Knowing that traffic on Interstate 95 can be quite unpredictable, and also knowing to make a 12 Noon charter flight out of JFK in New York, we would have to leave at 4AM in morning, we decided to travel to Jamaica, NY a day early to make sure that did not have any travel concerns to New York.  This turned out to be a great decision as leaving at a 4PM time, one had the entire day to think about what you may have otherwise forgotten to pack for a tour like this one.  We may try this approach on future tours.  We arrived at the Hilton Garden Inn hotel around 9:30, only to find out that all of the rooms were not ready due to “the linen truck not delivering on schedule.”  After a short wait we all checked in with a great night’s sleep, and complimentary cook-to-order breakfast, we were ready for our Cuban adventure!
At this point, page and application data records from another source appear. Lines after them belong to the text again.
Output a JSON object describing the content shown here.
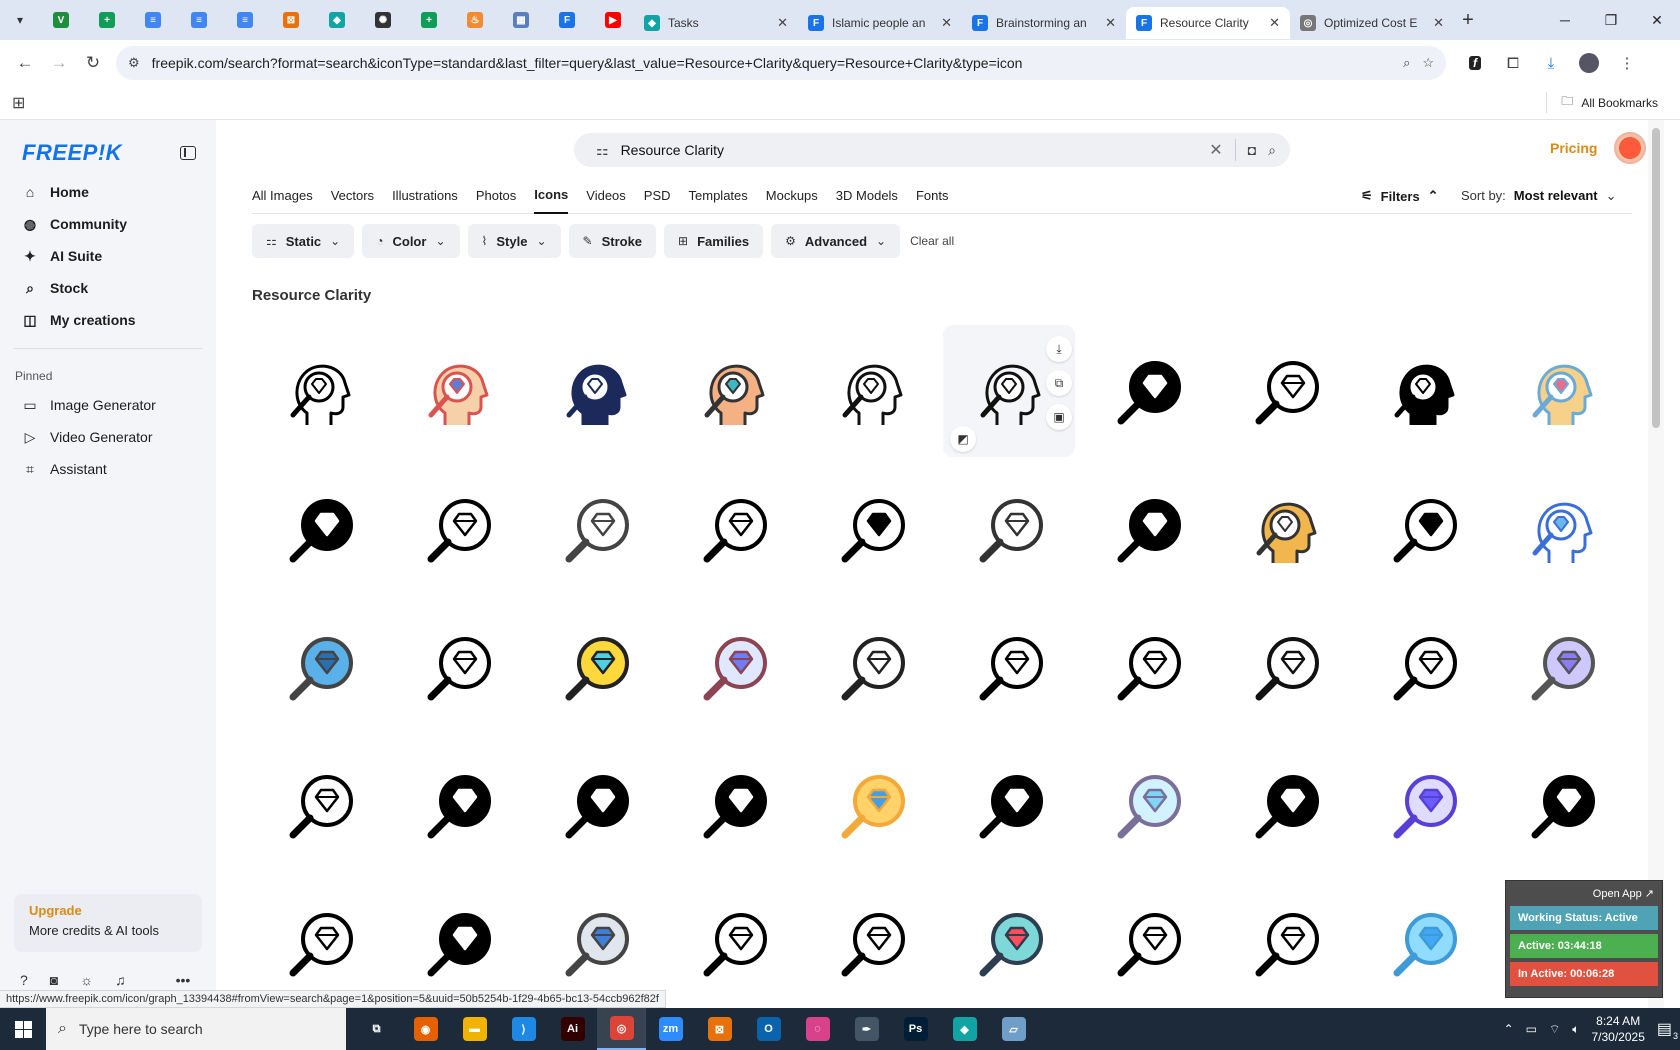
{
  "browser": {
    "pinned_tabs": [
      {
        "name": "vpn",
        "color": "#1e8e3e",
        "glyph": "V"
      },
      {
        "name": "sheets",
        "color": "#0f9d58",
        "glyph": "+"
      },
      {
        "name": "docs1",
        "color": "#4285f4",
        "glyph": "≡"
      },
      {
        "name": "docs2",
        "color": "#4285f4",
        "glyph": "≡"
      },
      {
        "name": "docs3",
        "color": "#4285f4",
        "glyph": "≡"
      },
      {
        "name": "app-orange",
        "color": "#e8710a",
        "glyph": "⊠"
      },
      {
        "name": "app-teal",
        "color": "#12a4a4",
        "glyph": "◆"
      },
      {
        "name": "openai",
        "color": "#333333",
        "glyph": "✺"
      },
      {
        "name": "sheets2",
        "color": "#0f9d58",
        "glyph": "+"
      },
      {
        "name": "app-flame",
        "color": "#f28b30",
        "glyph": "♨"
      },
      {
        "name": "app-grid",
        "color": "#5a7fbf",
        "glyph": "▦"
      },
      {
        "name": "forms",
        "color": "#1a73e8",
        "glyph": "F"
      },
      {
        "name": "youtube",
        "color": "#ff0000",
        "glyph": "▶"
      }
    ],
    "tabs": [
      {
        "title": "Tasks",
        "color": "#12a4a4",
        "glyph": "◆",
        "active": false
      },
      {
        "title": "Islamic people an",
        "color": "#1a73e8",
        "glyph": "F",
        "active": false
      },
      {
        "title": "Brainstorming an",
        "color": "#1a73e8",
        "glyph": "F",
        "active": false
      },
      {
        "title": "Resource Clarity",
        "color": "#1a73e8",
        "glyph": "F",
        "active": true
      },
      {
        "title": "Optimized Cost E",
        "color": "#777777",
        "glyph": "◎",
        "active": false
      }
    ],
    "new_tab": "+",
    "url": "freepik.com/search?format=search&iconType=standard&last_filter=query&last_value=Resource+Clarity&query=Resource+Clarity&type=icon",
    "all_bookmarks": "All Bookmarks"
  },
  "sidebar": {
    "logo": "FREEP!K",
    "nav": [
      {
        "label": "Home",
        "icon": "⌂"
      },
      {
        "label": "Community",
        "icon": "◍"
      },
      {
        "label": "AI Suite",
        "icon": "✦"
      },
      {
        "label": "Stock",
        "icon": "⌕"
      },
      {
        "label": "My creations",
        "icon": "◫"
      }
    ],
    "pinned_label": "Pinned",
    "pinned": [
      {
        "label": "Image Generator",
        "icon": "▭"
      },
      {
        "label": "Video Generator",
        "icon": "▷"
      },
      {
        "label": "Assistant",
        "icon": "⌗"
      }
    ],
    "upgrade_title": "Upgrade",
    "upgrade_sub": "More credits & AI tools"
  },
  "search": {
    "value": "Resource Clarity",
    "clear": "✕"
  },
  "header": {
    "pricing": "Pricing"
  },
  "type_tabs": [
    "All Images",
    "Vectors",
    "Illustrations",
    "Photos",
    "Icons",
    "Videos",
    "PSD",
    "Templates",
    "Mockups",
    "3D Models",
    "Fonts"
  ],
  "active_type_tab": "Icons",
  "filters_label": "Filters",
  "sort_label": "Sort by:",
  "sort_value": "Most relevant",
  "chips": [
    {
      "label": "Static",
      "icon": "⚏",
      "dropdown": true
    },
    {
      "label": "Color",
      "icon": "◔",
      "dropdown": true
    },
    {
      "label": "Style",
      "icon": "⌇",
      "dropdown": true
    },
    {
      "label": "Stroke",
      "icon": "✎",
      "dropdown": false
    },
    {
      "label": "Families",
      "icon": "⊞",
      "dropdown": false
    },
    {
      "label": "Advanced",
      "icon": "⚙",
      "dropdown": true
    }
  ],
  "clear_all": "Clear all",
  "section_title": "Resource Clarity",
  "status_url": "https://www.freepik.com/icon/graph_13394438#fromView=search&page=1&position=5&uuid=50b5254b-1f29-4b65-bc13-54ccb962f82f",
  "tracker": {
    "open_app": "Open App ↗",
    "working": "Working Status: Active",
    "active": "Active: 03:44:18",
    "inactive": "In Active: 00:06:28",
    "colors": {
      "working": "#4fa3b4",
      "active": "#4caf50",
      "inactive": "#e0523f"
    }
  },
  "taskbar": {
    "search_placeholder": "Type here to search",
    "time": "8:24 AM",
    "date": "7/30/2025",
    "notifications": "3",
    "apps": [
      {
        "name": "task-view",
        "color": "transparent",
        "glyph": "⧉"
      },
      {
        "name": "firefox",
        "color": "#e66000",
        "glyph": "◉"
      },
      {
        "name": "file-explorer",
        "color": "#f0b400",
        "glyph": "▬"
      },
      {
        "name": "vscode",
        "color": "#1e88e5",
        "glyph": "⟩"
      },
      {
        "name": "illustrator",
        "color": "#330000",
        "glyph": "Ai"
      },
      {
        "name": "chrome",
        "color": "#db4437",
        "glyph": "◎"
      },
      {
        "name": "zoom",
        "color": "#2d8cff",
        "glyph": "zm"
      },
      {
        "name": "app-orange",
        "color": "#e8710a",
        "glyph": "⊠"
      },
      {
        "name": "outlook",
        "color": "#0a64ad",
        "glyph": "O"
      },
      {
        "name": "creative-cloud",
        "color": "#d9418d",
        "glyph": "◌"
      },
      {
        "name": "pen-app",
        "color": "#445566",
        "glyph": "✒"
      },
      {
        "name": "photoshop",
        "color": "#001e36",
        "glyph": "Ps"
      },
      {
        "name": "app-teal",
        "color": "#12a4a4",
        "glyph": "◆"
      },
      {
        "name": "notes-app",
        "color": "#6f9fc8",
        "glyph": "▱"
      }
    ]
  }
}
The hotel had shuttle busses to take us to JFK airport, only one quarter mile away.  We managed to check-in early enough for this international flight - visas and all, that we were comfortably at the gate one hour and half earlier than departure.  I was concerned that the Cuban Charter Airlines chartered JetBlue Air, an airline we had never flown before.  I originally thought that this was a deep discount airline with deep discount service, however, we were pleasantly surprised in receiving more room between seats than on most other airplanes, unlimited snacks and water given from attendants, and free wi-fi, something that we had never heard of on any other airline.  I heartily recommend JetBlue if you get the chance.  We departed from the gate, minutes before the scheduled time to arrive in Havana after a short two and one half hour flight!

We arrived in Havana, Cuba  and were immediately greeted by warm temperatures and high humidity!  The forecast for the week says rain virtually everyday while in Cuba, although meaning showers and intermittent sunshine daily.  We had a three and one half hour bus ride to our first city of Cienfuegos.  Although we from the coast city of Havana to central Cuba, we did not see much, as most of the ride was just crop fields with few cars on the road, especially for a three to four lane highway.  Along the way we stopped at a restaurant for a group meal, which was quite tasty. One of the highlights was a trio of musicians that were singing Cuban music which the choir immediately enjoyed. 

By 9:15 or so, we arrived in our Cienfuegos hotel.  Although over the cover of darkness, we could see that this was a very venerable hotel of many years, and we would enjoy our stay here.  We were impressed at the impressive architecture and cosmopolitan nature of the hotel, that is, we were pleasantly surprised because we had heard of some not-to great experiences with some others who have stayed at Cuban hotels in the past.  

We must now turn in as we have an early 6:45 AM Wake up call for our day of sightseeing, exchange with Cuban choirs, and concert.  We only hope that we can sleep given the loud music that we currently hear in other parts of the hotel - although it is great-sounding music.  See photos attached of our first day in Cuba!

EC